Scientists developed new process for fabricating small mask fibers and added them to cement concrete, making a stronger and more durable concrete
Disposable face masks became a non-degradable form of garbage causing environmental issues. Recycling these masks into useful material was approached previously in a study. Now a team of researchers at Washington State University developed a new method to use surgical face masks to create stronger and durable concrete. The team shredded the surgical masks into fibers and treated them with aqueous graphene oxide solution and mixed them into cement, which strengthens it and prevents it from cracking.

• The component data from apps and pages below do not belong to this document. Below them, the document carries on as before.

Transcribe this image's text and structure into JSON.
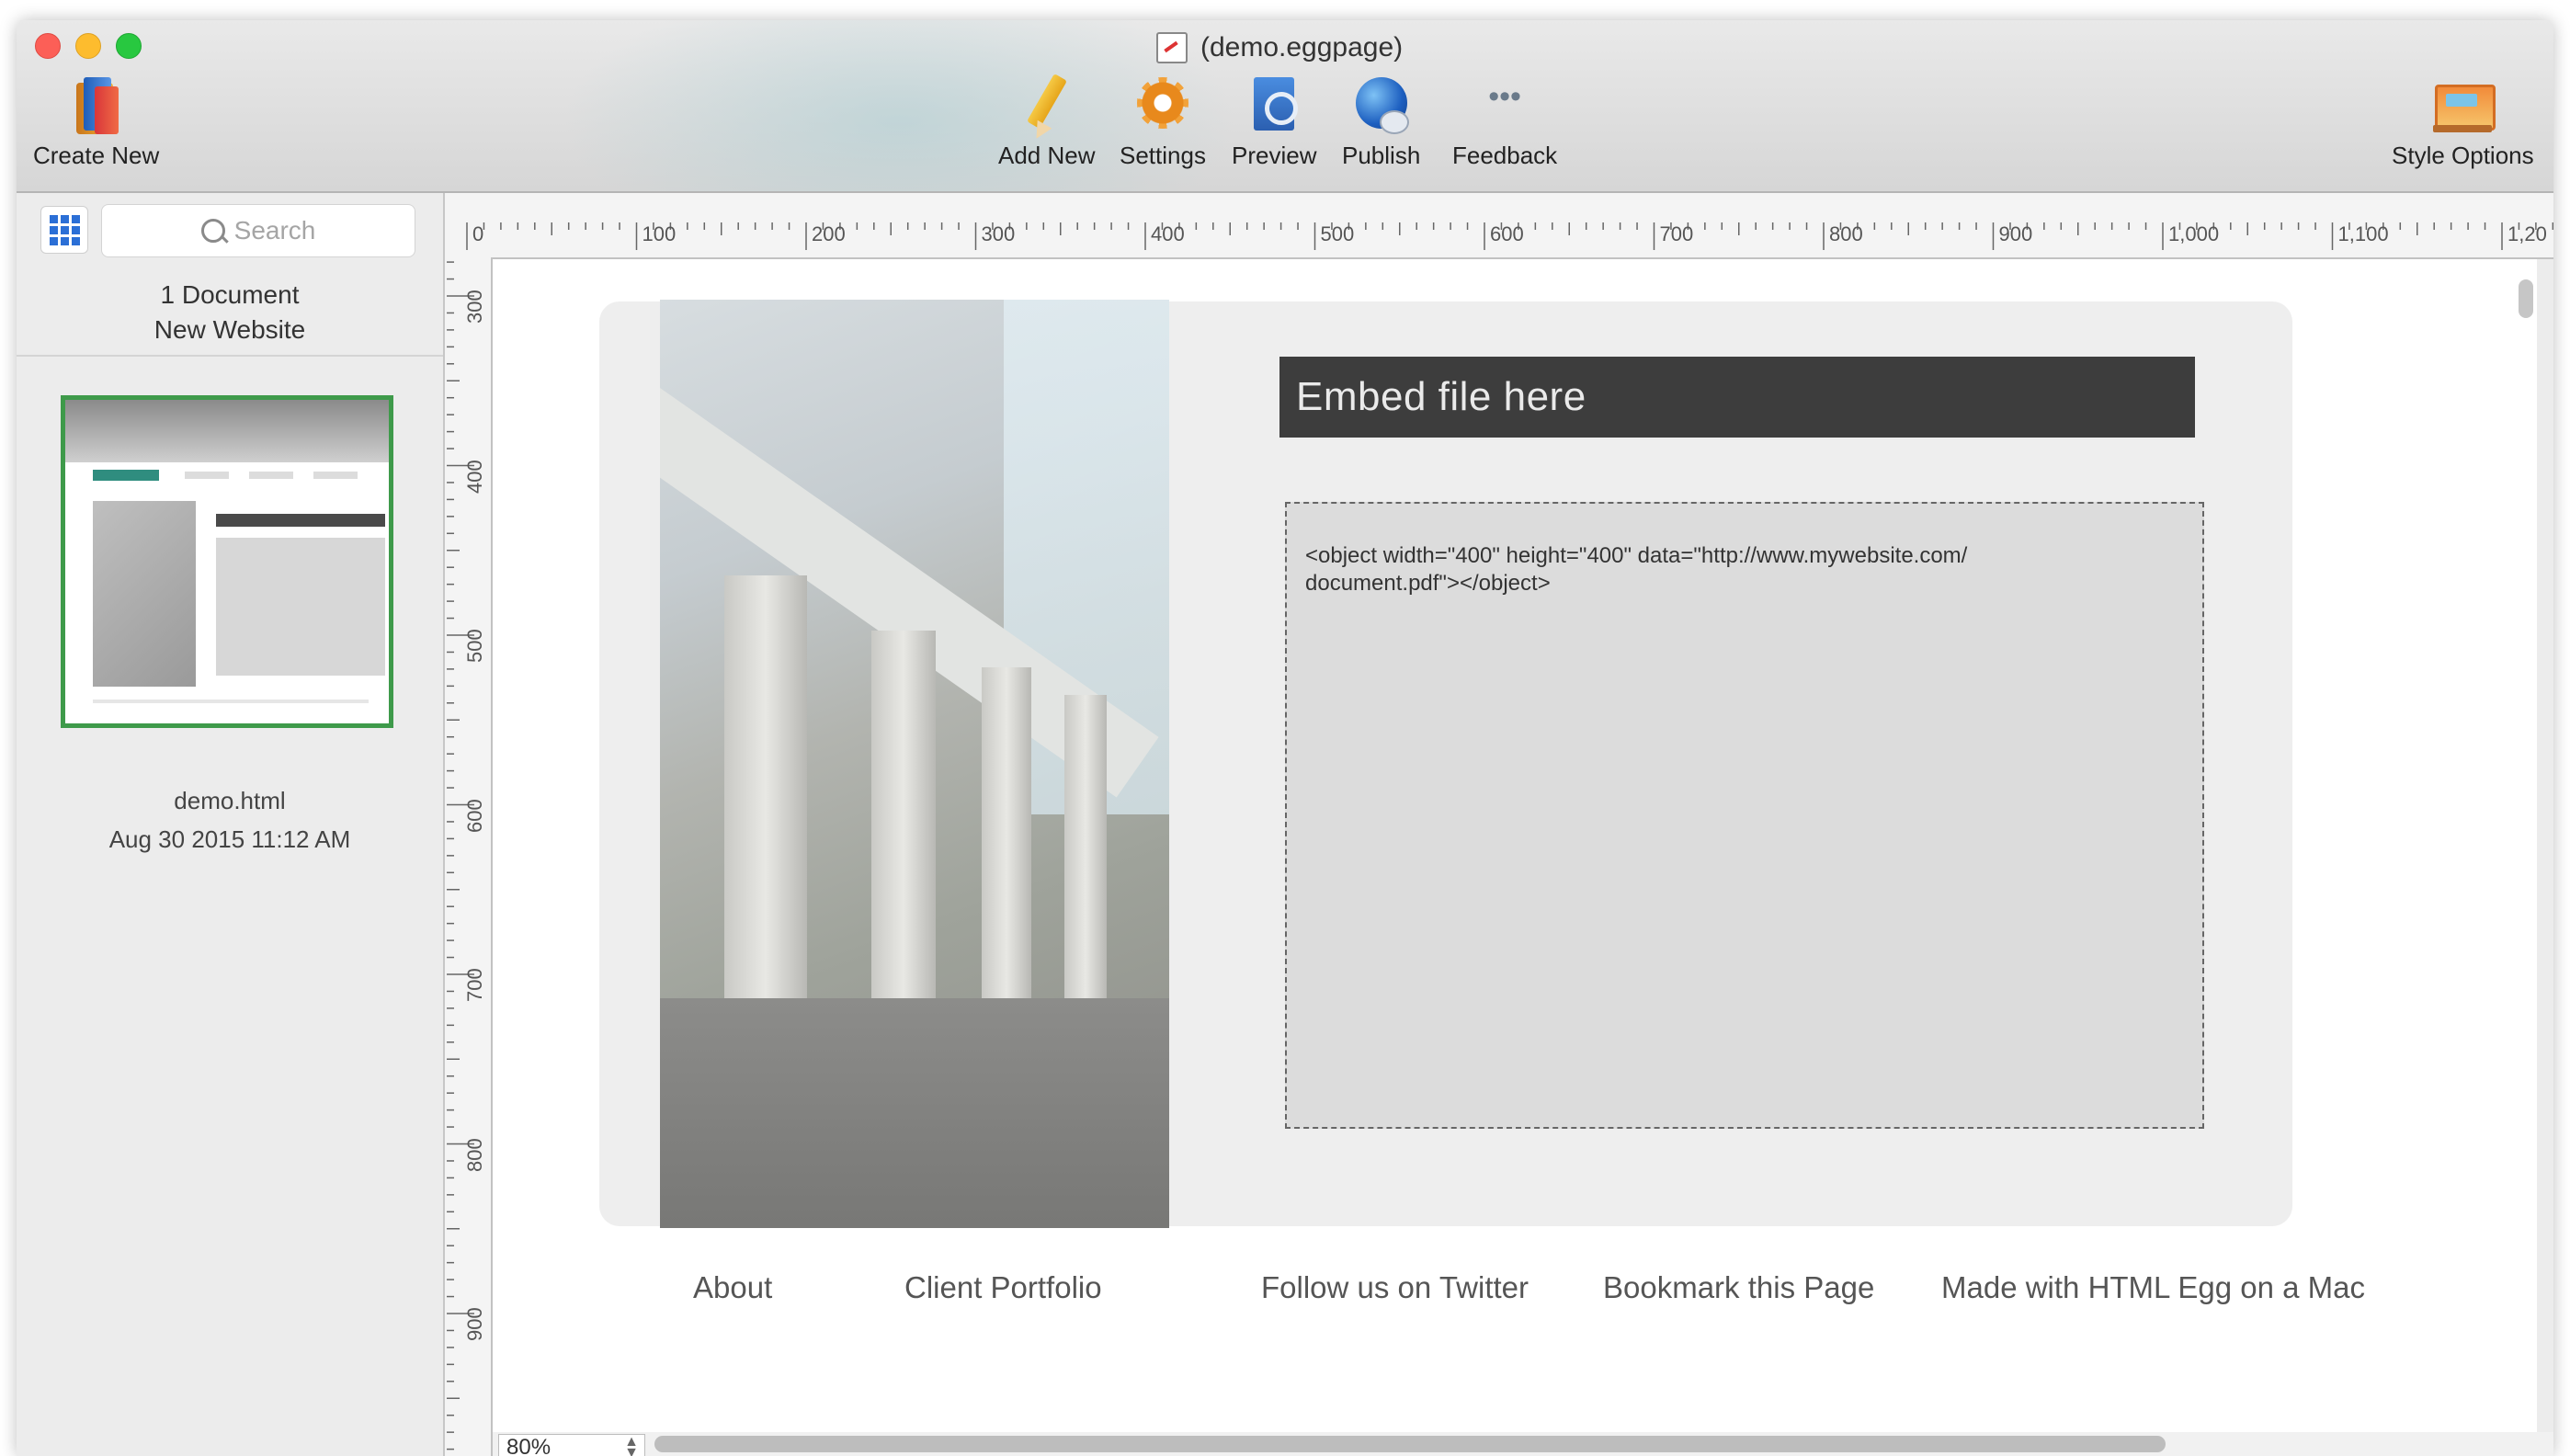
{
  "window": {
    "title": "(demo.eggpage)"
  },
  "toolbar": {
    "create_new": "Create New",
    "add_new": "Add New",
    "settings": "Settings",
    "preview": "Preview",
    "publish": "Publish",
    "feedback": "Feedback",
    "style_options": "Style Options"
  },
  "sidebar": {
    "search_placeholder": "Search",
    "document_count": "1 Document",
    "folder_name": "New Website",
    "file": {
      "name": "demo.html",
      "date": "Aug 30 2015 11:12 AM"
    }
  },
  "ruler": {
    "top_labels": [
      "0",
      "100",
      "200",
      "300",
      "400",
      "500",
      "600",
      "700",
      "800",
      "900",
      "1,000",
      "1,100",
      "1,20"
    ],
    "left_labels": [
      "300",
      "400",
      "500",
      "600",
      "700",
      "800",
      "900"
    ]
  },
  "page": {
    "embed_title": "Embed file here",
    "embed_code": "<object width=\"400\" height=\"400\" data=\"http://www.mywebsite.com/\ndocument.pdf\"></object>",
    "footer_links": [
      "About",
      "Client Portfolio",
      "Follow us on Twitter",
      "Bookmark this Page",
      "Made with HTML Egg on a Mac"
    ]
  },
  "zoom": {
    "value": "80%"
  },
  "colors": {
    "selection_border": "#3e9a4a",
    "embed_bar": "#3d3d3d",
    "nav_accent": "#2f8d7f"
  }
}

In earlier studies, it was found that adding small reinforcing fibers into concrete makes it less prone to cracks. In this new study the scientists explored used of polypropylene or polyester fabric in face masks to make fibers. The researchers removed the metal nose-bridges and ear loops from these face masks and then shredded the fabric that remains into fibers ranging in length from 5 to 30 mm. Further, the team treated these fibers with a solution of graphene oxide. This created a coating on them and added extra surface area helping them to bond with paste of Portland cement that is commonly used. The team added these fibers to cement which is the binding component in concrete at a volume of 0.1%.
Furthermore, the team of scientists tested the fiber-reinforced cement after a month of curing, and they found that the cement exhibited 47% more splitting tensile strength compared to Portland cement. As reported by the team, the fiber addition to the cement slightly lowered compressive strength by only 3%. With this research, the scientists demonstrated that diversion of used disposable masks from the waste stream to a high-value application is possible with one technology.